Assignment
Reproduce the records that follow exactly as they appear.

Material provided
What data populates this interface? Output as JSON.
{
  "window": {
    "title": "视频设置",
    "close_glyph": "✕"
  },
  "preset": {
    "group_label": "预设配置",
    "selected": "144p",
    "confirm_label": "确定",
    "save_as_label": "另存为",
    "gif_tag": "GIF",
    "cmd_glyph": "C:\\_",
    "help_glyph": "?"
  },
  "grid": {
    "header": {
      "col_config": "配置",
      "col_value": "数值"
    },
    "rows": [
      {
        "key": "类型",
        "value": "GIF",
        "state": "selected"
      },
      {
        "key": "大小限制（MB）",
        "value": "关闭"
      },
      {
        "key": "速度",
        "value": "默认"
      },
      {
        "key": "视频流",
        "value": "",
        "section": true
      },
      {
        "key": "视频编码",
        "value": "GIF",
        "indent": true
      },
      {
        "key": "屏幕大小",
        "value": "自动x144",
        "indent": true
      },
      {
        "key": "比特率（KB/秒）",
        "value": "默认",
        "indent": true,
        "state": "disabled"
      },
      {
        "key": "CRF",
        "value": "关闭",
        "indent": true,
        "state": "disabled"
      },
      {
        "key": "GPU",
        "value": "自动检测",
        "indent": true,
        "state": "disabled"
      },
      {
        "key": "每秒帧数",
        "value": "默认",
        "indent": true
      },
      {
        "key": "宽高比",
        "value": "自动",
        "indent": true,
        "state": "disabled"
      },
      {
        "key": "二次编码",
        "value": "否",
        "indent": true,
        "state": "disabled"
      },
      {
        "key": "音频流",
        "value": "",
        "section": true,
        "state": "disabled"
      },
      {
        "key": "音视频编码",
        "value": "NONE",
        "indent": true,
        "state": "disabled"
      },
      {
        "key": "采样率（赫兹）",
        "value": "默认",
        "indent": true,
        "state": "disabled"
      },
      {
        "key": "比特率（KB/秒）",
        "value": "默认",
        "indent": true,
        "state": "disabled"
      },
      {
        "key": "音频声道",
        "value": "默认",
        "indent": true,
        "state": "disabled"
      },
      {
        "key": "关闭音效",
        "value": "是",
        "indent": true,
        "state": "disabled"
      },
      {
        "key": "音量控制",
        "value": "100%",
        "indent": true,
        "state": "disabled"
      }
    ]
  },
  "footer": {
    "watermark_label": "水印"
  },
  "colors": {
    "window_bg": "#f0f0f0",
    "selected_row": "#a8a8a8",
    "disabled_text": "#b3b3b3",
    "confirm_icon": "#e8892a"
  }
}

Your response
What data populates this interface? Output as JSON.
{
  "window": {
    "title": "视频设置",
    "close_glyph": "✕"
  },
  "preset": {
    "group_label": "预设配置",
    "selected": "144p",
    "confirm_label": "确定",
    "save_as_label": "另存为",
    "gif_tag": "GIF",
    "cmd_glyph": "C:\\_",
    "help_glyph": "?"
  },
  "grid": {
    "header": {
      "col_config": "配置",
      "col_value": "数值"
    },
    "rows": [
      {
        "key": "类型",
        "value": "GIF",
        "state": "selected"
      },
      {
        "key": "大小限制（MB）",
        "value": "关闭"
      },
      {
        "key": "速度",
        "value": "默认"
      },
      {
        "key": "视频流",
        "value": "",
        "section": true
      },
      {
        "key": "视频编码",
        "value": "GIF",
        "indent": true
      },
      {
        "key": "屏幕大小",
        "value": "自动x144",
        "indent": true
      },
      {
        "key": "比特率（KB/秒）",
        "value": "默认",
        "indent": true,
        "state": "disabled"
      },
      {
        "key": "CRF",
        "value": "关闭",
        "indent": true,
        "state": "disabled"
      },
      {
        "key": "GPU",
        "value": "自动检测",
        "indent": true,
        "state": "disabled"
      },
      {
        "key": "每秒帧数",
        "value": "默认",
        "indent": true
      },
      {
        "key": "宽高比",
        "value": "自动",
        "indent": true,
        "state": "disabled"
      },
      {
        "key": "二次编码",
        "value": "否",
        "indent": true,
        "state": "disabled"
      },
      {
        "key": "音频流",
        "value": "",
        "section": true,
        "state": "disabled"
      },
      {
        "key": "音视频编码",
        "value": "NONE",
        "indent": true,
        "state": "disabled"
      },
      {
        "key": "采样率（赫兹）",
        "value": "默认",
        "indent": true,
        "state": "disabled"
      },
      {
        "key": "比特率（KB/秒）",
        "value": "默认",
        "indent": true,
        "state": "disabled"
      },
      {
        "key": "音频声道",
        "value": "默认",
        "indent": true,
        "state": "disabled"
      },
      {
        "key": "关闭音效",
        "value": "是",
        "indent": true,
        "state": "disabled"
      },
      {
        "key": "音量控制",
        "value": "100%",
        "indent": true,
        "state": "disabled"
      }
    ]
  },
  "footer": {
    "watermark_label": "水印"
  },
  "colors": {
    "window_bg": "#f0f0f0",
    "selected_row": "#a8a8a8",
    "disabled_text": "#b3b3b3",
    "confirm_icon": "#e8892a"
  }
}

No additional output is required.